More than a week-ago, NMFS announced proposed emergency action to provide the ability in all U.S. fisheries to waive observer coverage under certain circumstance during the evolving outbreak of the COVID-19 coronavirus.

“This emergency rule is being taken to ensure the public health and safety of fishermen, observers, or other persons in the area,” NMFS said in a notice ( with the proposed action effective Mar. 24 through Sept 23rd, while public comments are accepted until Apr. 27th.

In the letter, Gibbons-Fly explained that the U.S. tuna purse seine fleet provides a sustainable, high-quality, low-cost protein source to millions of Americans, including the US Department of Defense “to feed our military” and the US Department of Agriculture for the School Lunch Program.

He points out that this steady supply of shelf-stable tuna products is more important than ever during the current pandemic to safeguard American food security and to maintain the U.S. economy during this time of unprecedented economic disruption.

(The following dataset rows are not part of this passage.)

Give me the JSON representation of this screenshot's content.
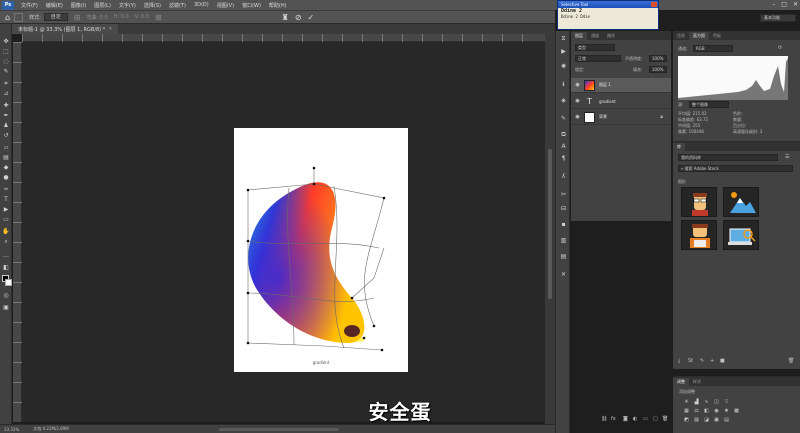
{
  "menubar": {
    "logo": "Ps",
    "items": [
      "文件(F)",
      "编辑(E)",
      "图像(I)",
      "图层(L)",
      "文字(Y)",
      "选择(S)",
      "滤镜(T)",
      "3D(D)",
      "视图(V)",
      "窗口(W)",
      "帮助(H)"
    ]
  },
  "options": {
    "style_label": "样式:",
    "style_value": "自定",
    "bend": "弯曲: 0.0",
    "h": "H: 0.0",
    "v": "V: 0.0"
  },
  "document": {
    "tab_title": "未标题-1 @ 33.3% (图层 1, RGB/8) *",
    "caption": "gradient"
  },
  "status": {
    "zoom": "33.33%",
    "doc_size": "文档:4.22M/2.89M"
  },
  "subtitle": "安全蛋",
  "selective_tool": {
    "title": "Selective Tool",
    "line1": "Ddine 2",
    "line2": "Ddine 2        Ddie"
  },
  "workspace": "基本功能",
  "layers_panel": {
    "tabs": [
      "图层",
      "通道",
      "路径"
    ],
    "filter_placeholder": "类型",
    "blend_mode": "正常",
    "opacity_label": "不透明度:",
    "opacity_value": "100%",
    "lock_label": "锁定:",
    "fill_label": "填充:",
    "fill_value": "100%",
    "layers": [
      {
        "name": "图层 1",
        "type": "image",
        "selected": true
      },
      {
        "name": "gradient",
        "type": "text",
        "selected": false
      },
      {
        "name": "背景",
        "type": "background",
        "selected": false
      }
    ]
  },
  "histogram_panel": {
    "tabs": [
      "信息",
      "直方图",
      "色板"
    ],
    "channel_label": "通道:",
    "channel_value": "RGB",
    "source_label": "源:",
    "source_value": "整个图像",
    "stats": [
      [
        "平均值:",
        "215.02"
      ],
      [
        "标准偏差:",
        "63.75"
      ],
      [
        "中间值:",
        "255"
      ],
      [
        "像素:",
        "100446"
      ]
    ],
    "stats_right": [
      "色阶:",
      "数量:",
      "百分位:",
      "高速缓存级别: 3"
    ]
  },
  "libraries_panel": {
    "header": "库",
    "library_name": "我的资料库",
    "search_placeholder": "搜索 Adobe Stock",
    "section": "图形"
  },
  "adjust_panel": {
    "tabs": [
      "调整",
      "样式"
    ],
    "title": "添加调整"
  },
  "colors": {
    "panel_bg": "#424242",
    "menubar_bg": "#535353",
    "workspace_bg": "#282828",
    "accent_blue": "#2c63a8"
  }
}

For this reason, the US Department of Homeland Security has included “farm and fishery labor needed to produce our food supply domestically” on its list of “essential critical infrastructure workforce related to the COVID-19 pandemic.”

“ATA strongly supports the Emergency Rule and urges [NMFS] to take immediate action under the Rule to grant a blanket exemption to required levels of observer coverage for the U.S. Pacific tuna purse seine fleet,” Gibbons-Fly said, noting that while there are a number of factors that support such a decision; the most important is, the alternative would simply be catastrophic for the U.S. fleet and to the public and government programs that depend on the supply of tuna the fleet provides.

Observers for the U.S. purse seine fleet operating in the Western and Central Pacific Ocean are provided under the terms of a Memorandum of Understanding (MOU) between ATA and the Pacific Islands Forum Fisheries Agency (FFA) which serves as the observer provider for the fleet.

According to ATA, the FFA on Mar. 27th informed the federal government, that “in response to the COVID-19 situation and the associated difficulty in deploying observers, the Pacific Islands Parties agreed to a temporary suspension of the requirement... that the operator shall carry at all times an observer from a national observer program or an existing regional observer programme.”

FFA also called for the return of observers currently aboard U.S. vessels to their home countries as a matter of priority.

Also on Mar. 27th, the Parties to the Nauru Agreement (PNA), a subset of FFA members in whose waters most tuna fishing by the U.S. fleet takes place, took a comparable decision to “temporarily suspended requirements for 100 percent observer coverage for the purse seine fishery in PNA waters in response to COVID-19 conditions.”

Even before Mar. 27th, ATA said the vast majority of Pacific Island States that provide observers to the FFA observer program had already recalled their nationals serving as observers. Moreover, movement of observers and other vessel-related personnel throughout the Pacific is virtually at a standstill.

ATA tells NMFS that many Pacific Island States have closed their borders to both air and sea traffic, where most observers are picked up and dropped off. And airlines are curtailing service throughout the region.

“Most notably, Hawaiian Airlines, the only air link from Honolulu to Pago Pago, American Samoa, has suspended air travel through at least April 27,” said Gibbons-Fly, who points out that Pago Pago is the home port for most of the U.S. fleet.

“Without an exemption under the Emergency Rule, most of the U.S. fleet will have no choice but to suspend operations and shut down,” he said. “Right now, there are vessels in port ready to put to sea but unable to do so because no observer is available.”

He said that the situation is changing not day-by-day, but hour-by-hour and the related uncertainty poses great risk to the operations of the fleet.

ATA represents the owners and operators of large (greater than 400 short tons) tuna purse seine vessels operating under U.S. flag in the Pacific Ocean, according to the association. The majority of ATA members are multigenerational, family-owned businesses with a long and storied history as an important part of the U.S. fishing industry.